 REGISTER sip:ss2. wcom SIP 2.0
 Via: SIP/2.0/UDP there.com:5060
 From: Barney <sip:UserB@there.com>
 To: Barney <sip:UserB@there.com>
 Call-ID: email@example.com
 CSeq: 1 REGISTER
 Contact: Barney <sip:UserB@there.com>
 Contact: sip: +firstname.lastname@example.org;user=phone
 Contact: tel: +1-972-555-2222
 Authorization:Digest username=@UserB@, realm=@MCI WorldCom SIP@,
 nonce=@ea9c8e88df84f1cec4341ae6cbe5a359”, opaque=@A,
 uri=@sip:ss2. wcom.com@,
 Content-Length: 0
 An exact description of the header fields is contained in RFC 2543, but such detail is unnecessary for complete understanding of the present invention. However, as an aside, the Authorization field header is used to validate that an authorized user is making the registration.
 In a preferred embodiment of the present invention, another field header is added to the REGISTER message that would carry feature control information. This would allow the REGISTER message to perform the additional functions required to emulate a traditional PBX system. For example, if the user in a IP-based PBX system pressed the DND button, a properly formatted REGISTER message is sent from the end client device, i.e. telephone, to the SIP Proxy Server, as shown by (1) in FIG. 2. The REGISTER message would have the following format (bold added to show new header):
 This Feature field entry would tell the SIP server to change the Adnd@ feature status to Aactive@. Thus, the SIP server would know to send all incoming calls for Barney to Barney=s voice mail box. This allows the user agent client UAC to be Athin@: in other words, the user agent client will not have to add all the PBX features to its own protocol. Instead, the user agent client (in our example, an IP-based desktop telephone) will simply tell the network server to provide the feature. When the SIP server has appropriately updated its tables and database, the SIP server sends (2) an OK message to the user agent client UAC to confirm that the feature status information has been updated. The OK message would have the following format (bold added to show new header):
 When (3) someone attempts to call Barney, such as Frank, who happens to be using a SIP-enabled client device, the SIP server will refer to its updated tables and database and find that Barney wishes his messages to be entered into the voice mail system. The SIP server will then (4) redirect the incoming call to the voice mail messaging system. Then the (5) voice mail system will send an OK message to Frank in order to initiate a connection.
 When using features such as call forwarding, screening or blocking, the Feature field entry would contain additional information. For instance, if the activated feature was call screening, the Feature field entry could appear as:
 Feature=screen; status=active; tel: +1-972-555-1212

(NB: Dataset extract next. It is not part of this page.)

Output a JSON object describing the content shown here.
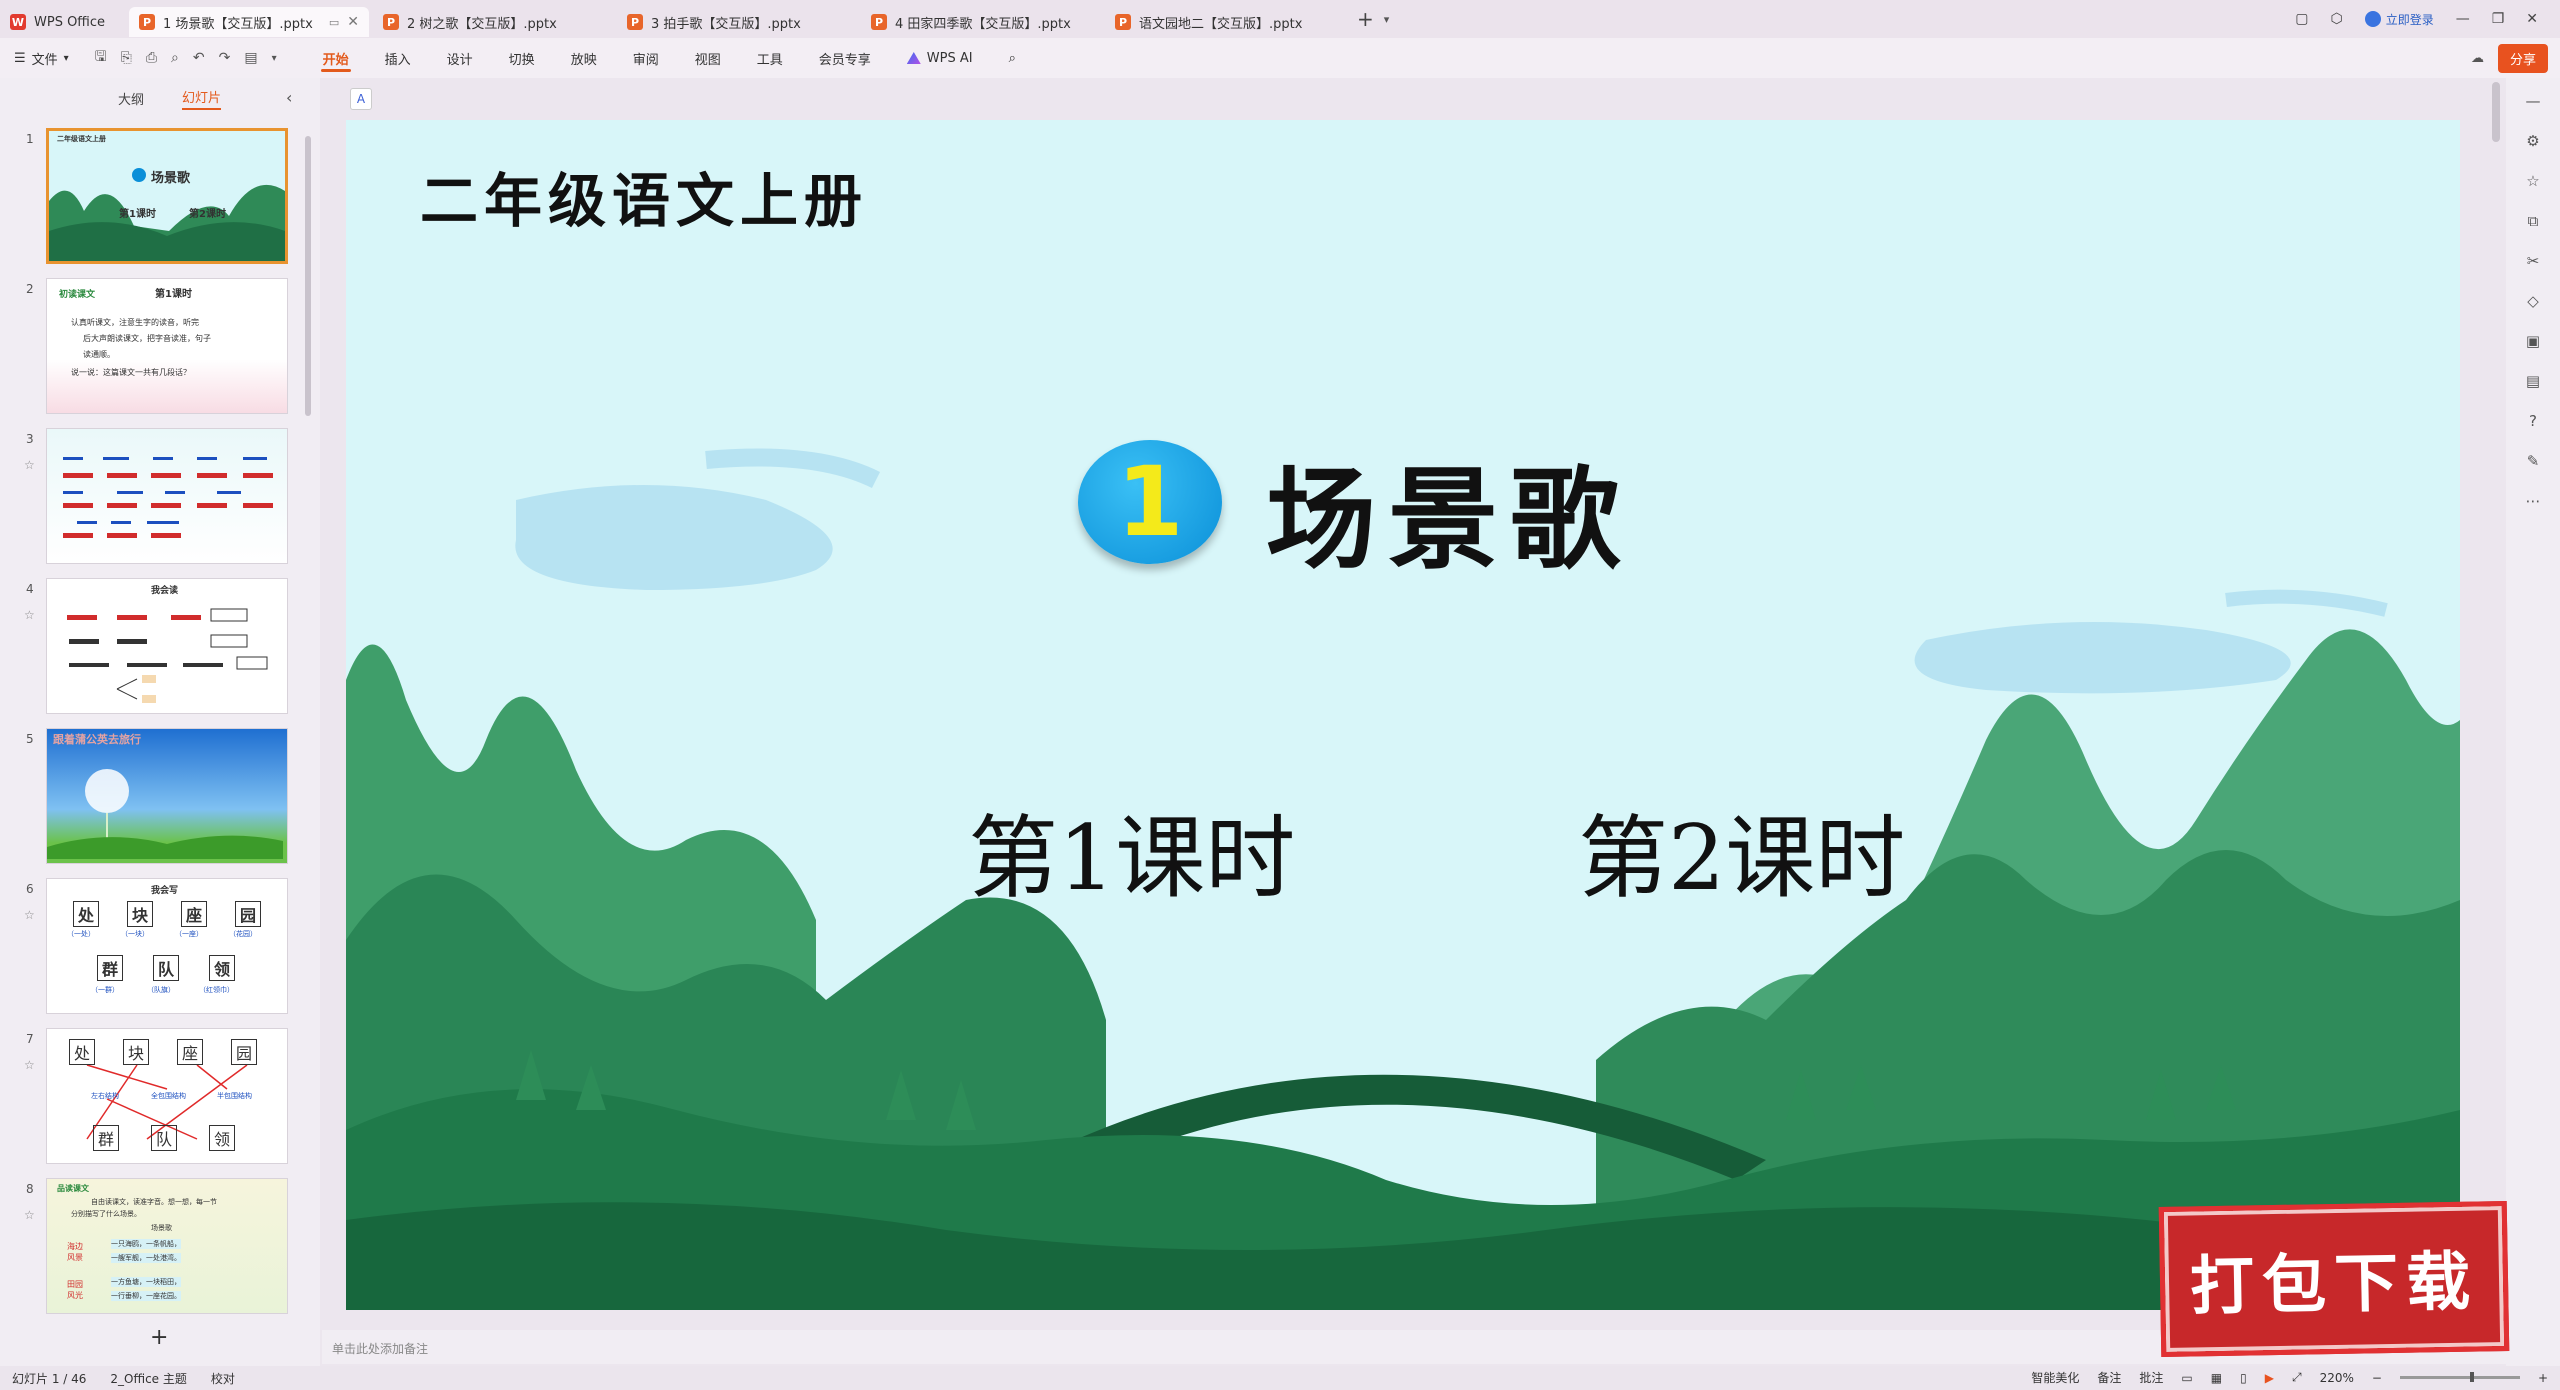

 The REGISTER message containing this Feature field entry would instruct the SIP server to activate call screening and prevent the telephone number 1-972-555-1212 from calling the user. Clearly, other features may require more or less information, depending on the function that the SIP server will be required to perform.

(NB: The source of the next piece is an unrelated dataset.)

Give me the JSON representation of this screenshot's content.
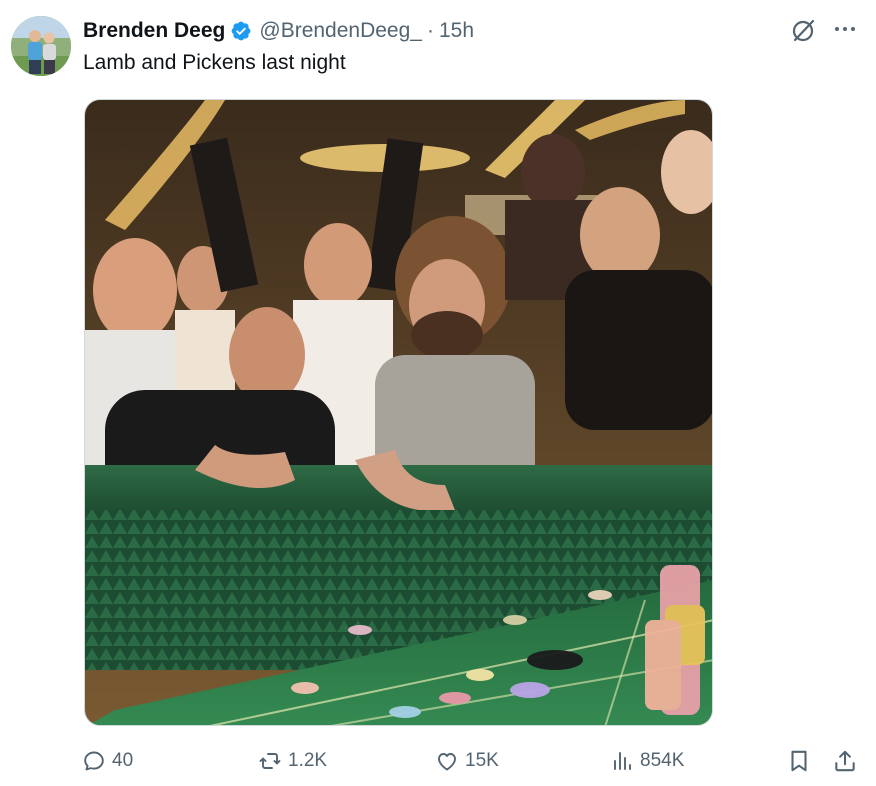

 The solution provided by the preferred embodiment is both easier to implement than traditional message handling, such as performed in a PBX system, and easier to understand. Furthermore, it=s more intuitively obvious what Adnd; status=active@ means than the traditional “*720”.
 While the present invention has been described in detail with reference to the preferred embodiment, it is a mere exemplary application. Thus, it is to be clearly understood that many variations can be made by anyone skilled in the art within the scope and spirit of the present invention.